We’ve all taught that one student who simply cannot sit down, scribbles across the screen or moves around so much that you feel like you’re getting vertigo. Here are my tips for how to make these classes fun and productive for the student as well as manageable for you.
By Teacher Eva Jasmine Cover
1) Refer to the student by name -When a student becomes especially distracted and I can tell she or he hasn’t listened to what I said, I ask my question again using his or her first name. Hearing his or her name reminds the student that you are communicating with them and not simply talking at them.
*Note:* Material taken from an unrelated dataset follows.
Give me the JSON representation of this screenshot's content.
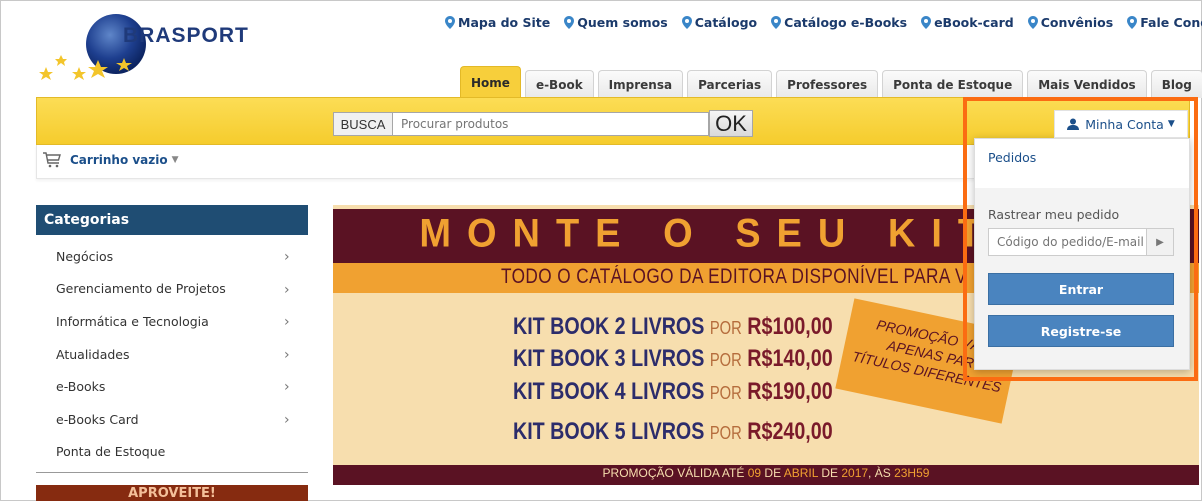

2) Channel “bad behavior” into participation -If a student can’t sit still, then build physical activity into the lesson. For example: if you answer the question correctly, jump two times or stand up when you hear the vocab word. If a student scribbles on the board, encourage them to draw the word you introduce or to circle it. This provides an avenue for the student to release excess energy while engaging in class.
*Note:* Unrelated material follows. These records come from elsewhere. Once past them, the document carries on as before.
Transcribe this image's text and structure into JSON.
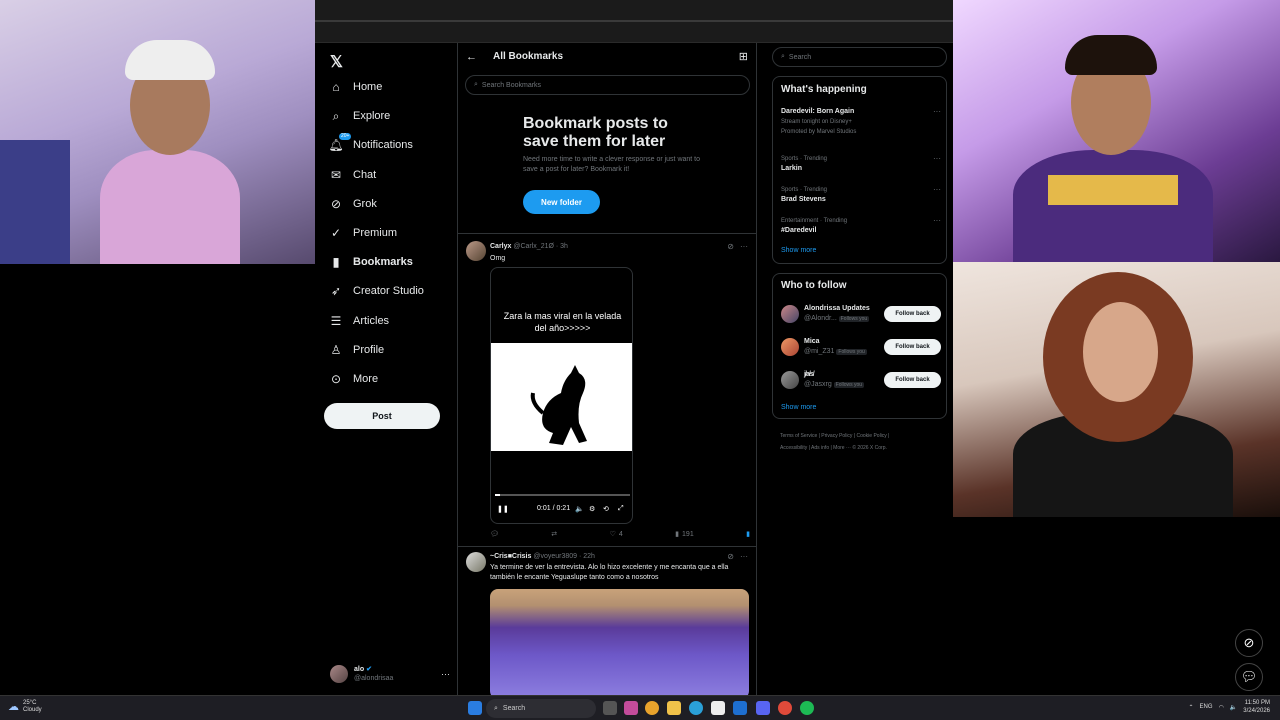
{
  "sidebar": {
    "logo": "𝕏",
    "items": [
      {
        "label": "Home",
        "icon": "home-icon"
      },
      {
        "label": "Explore",
        "icon": "search-icon"
      },
      {
        "label": "Notifications",
        "icon": "bell-icon",
        "badge": "20+"
      },
      {
        "label": "Chat",
        "icon": "mail-icon"
      },
      {
        "label": "Grok",
        "icon": "grok-icon"
      },
      {
        "label": "Premium",
        "icon": "premium-icon"
      },
      {
        "label": "Bookmarks",
        "icon": "bookmark-icon"
      },
      {
        "label": "Creator Studio",
        "icon": "rocket-icon"
      },
      {
        "label": "Articles",
        "icon": "article-icon"
      },
      {
        "label": "Profile",
        "icon": "person-icon"
      },
      {
        "label": "More",
        "icon": "more-circle-icon"
      }
    ],
    "post_button": "Post",
    "account": {
      "name": "alo",
      "handle": "@alondrisaa"
    }
  },
  "main": {
    "title": "All Bookmarks",
    "search_placeholder": "Search Bookmarks",
    "empty_title": "Bookmark posts to save them for later",
    "empty_sub": "Need more time to write a clever response or just want to save a post for later? Bookmark it!",
    "new_folder": "New folder",
    "posts": [
      {
        "name": "Carlyx",
        "handle": "@Carlx_21Ø",
        "time": "· 3h",
        "text": "Omg",
        "video_caption": "Zara la mas viral en la velada del año>>>>>",
        "video_time": "0:01 / 0:21",
        "video_progress": 0.04,
        "likes": "4",
        "views": "191"
      },
      {
        "name": "~Cris■Crisis",
        "handle": "@voyeur3809",
        "time": "· 22h",
        "text": "Ya termine de ver la entrevista. Alo lo hizo excelente y me encanta que a ella también le encante Yeguaslupe tanto como a nosotros"
      }
    ]
  },
  "right": {
    "search_placeholder": "Search",
    "whats_happening": "What's happening",
    "trends": [
      {
        "cat": "",
        "name": "Daredevil: Born Again",
        "sub": "Stream tonight on Disney+",
        "promo": "Promoted by Marvel Studios"
      },
      {
        "cat": "Sports · Trending",
        "name": "Larkin",
        "sub": "",
        "promo": ""
      },
      {
        "cat": "Sports · Trending",
        "name": "Brad Stevens",
        "sub": "",
        "promo": ""
      },
      {
        "cat": "Entertainment · Trending",
        "name": "#Daredevil",
        "sub": "",
        "promo": ""
      }
    ],
    "show_more": "Show more",
    "who_to_follow": "Who to follow",
    "follows": [
      {
        "name": "Alondrissa Updates",
        "handle": "@Alondr...",
        "tag": "Follows you",
        "btn": "Follow back"
      },
      {
        "name": "Mica",
        "handle": "@mi_Z31",
        "tag": "Follows you",
        "btn": "Follow back"
      },
      {
        "name": "j̸a̸s̸",
        "handle": "@Jasxrg",
        "tag": "Follows you",
        "btn": "Follow back"
      }
    ],
    "show_more2": "Show more",
    "footer1": "Terms of Service  |  Privacy Policy  |  Cookie Policy  |",
    "footer2": "Accessibility  |  Ads info  |  More ···  © 2026 X Corp."
  },
  "taskbar": {
    "temp": "25°C",
    "weather": "Cloudy",
    "search": "Search",
    "lang": "ENG",
    "time": "11:50 PM",
    "date": "3/24/2026"
  }
}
3) Refocus the student with Simon Says -If the student really gets out of hand in class and can’t focus, stop the lesson for a moment, and play Simon Says. The student likely knows the game, knows it’s fun and will have to pay attention to you in order to play. You can even ask the student to stand up and sit down many times because it will help wear them out a little. When the student focuses up, you can return to the lesson.
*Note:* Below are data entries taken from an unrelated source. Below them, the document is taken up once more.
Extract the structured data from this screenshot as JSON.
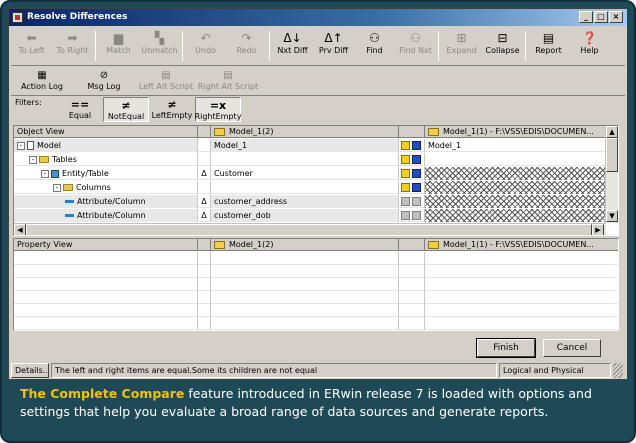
{
  "window": {
    "title": "Resolve Differences",
    "controls": [
      "_",
      "□",
      "×"
    ]
  },
  "toolbar": {
    "buttons": [
      {
        "label": "To Left",
        "icon": "arrow-left-icon",
        "glyph": "⬅",
        "enabled": false
      },
      {
        "label": "To Right",
        "icon": "arrow-right-icon",
        "glyph": "➡",
        "enabled": false
      },
      {
        "label": "Match",
        "icon": "match-icon",
        "glyph": "▆",
        "enabled": false
      },
      {
        "label": "Unmatch",
        "icon": "unmatch-icon",
        "glyph": "▚",
        "enabled": false
      },
      {
        "label": "Undo",
        "icon": "undo-icon",
        "glyph": "↶",
        "enabled": false
      },
      {
        "label": "Redo",
        "icon": "redo-icon",
        "glyph": "↷",
        "enabled": false
      },
      {
        "label": "Nxt Diff",
        "icon": "next-diff-icon",
        "glyph": "Δ↓",
        "enabled": true
      },
      {
        "label": "Prv Diff",
        "icon": "prev-diff-icon",
        "glyph": "Δ↑",
        "enabled": true
      },
      {
        "label": "Find",
        "icon": "binoculars-icon",
        "glyph": "⚇",
        "enabled": true
      },
      {
        "label": "Find Nxt",
        "icon": "find-next-icon",
        "glyph": "⚇",
        "enabled": false
      },
      {
        "label": "Expand",
        "icon": "expand-icon",
        "glyph": "⊞",
        "enabled": false
      },
      {
        "label": "Collapse",
        "icon": "collapse-icon",
        "glyph": "⊟",
        "enabled": true
      },
      {
        "label": "Report",
        "icon": "report-icon",
        "glyph": "▤",
        "enabled": true
      },
      {
        "label": "Help",
        "icon": "help-icon",
        "glyph": "❓",
        "enabled": true
      }
    ]
  },
  "toolbar2": {
    "buttons": [
      {
        "label": "Action Log",
        "icon": "action-log-icon",
        "glyph": "▦",
        "enabled": true
      },
      {
        "label": "Msg Log",
        "icon": "msg-log-icon",
        "glyph": "⊘",
        "enabled": true
      },
      {
        "label": "Left Alt Script",
        "icon": "left-script-icon",
        "glyph": "▤",
        "enabled": false
      },
      {
        "label": "Right Alt Script",
        "icon": "right-script-icon",
        "glyph": "▤",
        "enabled": false
      }
    ]
  },
  "filters": {
    "label": "Filters:",
    "buttons": [
      {
        "label": "Equal",
        "icon": "equal-icon",
        "glyph": "==",
        "active": false
      },
      {
        "label": "NotEqual",
        "icon": "not-equal-icon",
        "glyph": "≠",
        "active": true
      },
      {
        "label": "LeftEmpty",
        "icon": "left-empty-icon",
        "glyph": "≠",
        "active": false
      },
      {
        "label": "RightEmpty",
        "icon": "right-empty-icon",
        "glyph": "=x",
        "active": true
      }
    ]
  },
  "object_view": {
    "headers": {
      "object": "Object View",
      "left_model": "Model_1(2)",
      "right_model": "Model_1(1) - F:\\VSS\\EDIS\\DOCUMEN..."
    },
    "rows": [
      {
        "name": "Model",
        "indent": 0,
        "node": "doc",
        "toggle": "-",
        "diff": "",
        "left": "Model_1",
        "right": "Model_1",
        "arrows": "yb",
        "hatch": false,
        "gray": true
      },
      {
        "name": "Tables",
        "indent": 1,
        "node": "folder",
        "toggle": "-",
        "diff": "",
        "left": "",
        "right": "",
        "arrows": "yb",
        "hatch": false,
        "gray": false
      },
      {
        "name": "Entity/Table",
        "indent": 2,
        "node": "entity",
        "toggle": "-",
        "diff": "Δ",
        "left": "Customer",
        "right": "",
        "arrows": "yb",
        "hatch": true,
        "gray": false
      },
      {
        "name": "Columns",
        "indent": 3,
        "node": "folder",
        "toggle": "-",
        "diff": "",
        "left": "",
        "right": "",
        "arrows": "yb",
        "hatch": true,
        "gray": false
      },
      {
        "name": "Attribute/Column",
        "indent": 4,
        "node": "column",
        "toggle": "",
        "diff": "Δ",
        "left": "customer_address",
        "right": "",
        "arrows": "gg",
        "hatch": true,
        "gray": true
      },
      {
        "name": "Attribute/Column",
        "indent": 4,
        "node": "column",
        "toggle": "",
        "diff": "Δ",
        "left": "customer_dob",
        "right": "",
        "arrows": "gg",
        "hatch": true,
        "gray": true
      }
    ]
  },
  "property_view": {
    "headers": {
      "property": "Property View",
      "left_model": "Model_1(2)",
      "right_model": "Model_1(1) - F:\\VSS\\EDIS\\DOCUMEN..."
    }
  },
  "buttons": {
    "finish": "Finish",
    "cancel": "Cancel"
  },
  "status": {
    "details": "Details...",
    "message": "The left and right items are equal.Some its children are not equal",
    "mode": "Logical and Physical"
  },
  "caption": {
    "highlight": "The Complete Compare",
    "text": " feature introduced in ERwin release 7 is loaded with options and settings that help you evaluate a broad range of data sources and generate reports."
  },
  "colors": {
    "frame": "#1e4a58",
    "caption_highlight": "#f2c200",
    "titlebar": "#0a246a"
  }
}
4) Keep calm and teach on -You create the environment in the classroom so even if the student yells in class, make sure that you do not raise you voice to speak over them because it sends the message that being loud is okay in the classroom. Even if you feel frustrated, try to remain positive, smiley and supportive.
5) Give clear, simple instructions -A teacher should always give clear, simple instructions, but it’s especially important when teaching a hyperactive child. Similarly, make sure that you are consistent with your instructions and firm about your expectations.
Teaching hyperactive students can be challenging, but also rewarding. Don’t forget to have fun with the student and think about what you would have enjoyed at that age. I hope these tips help!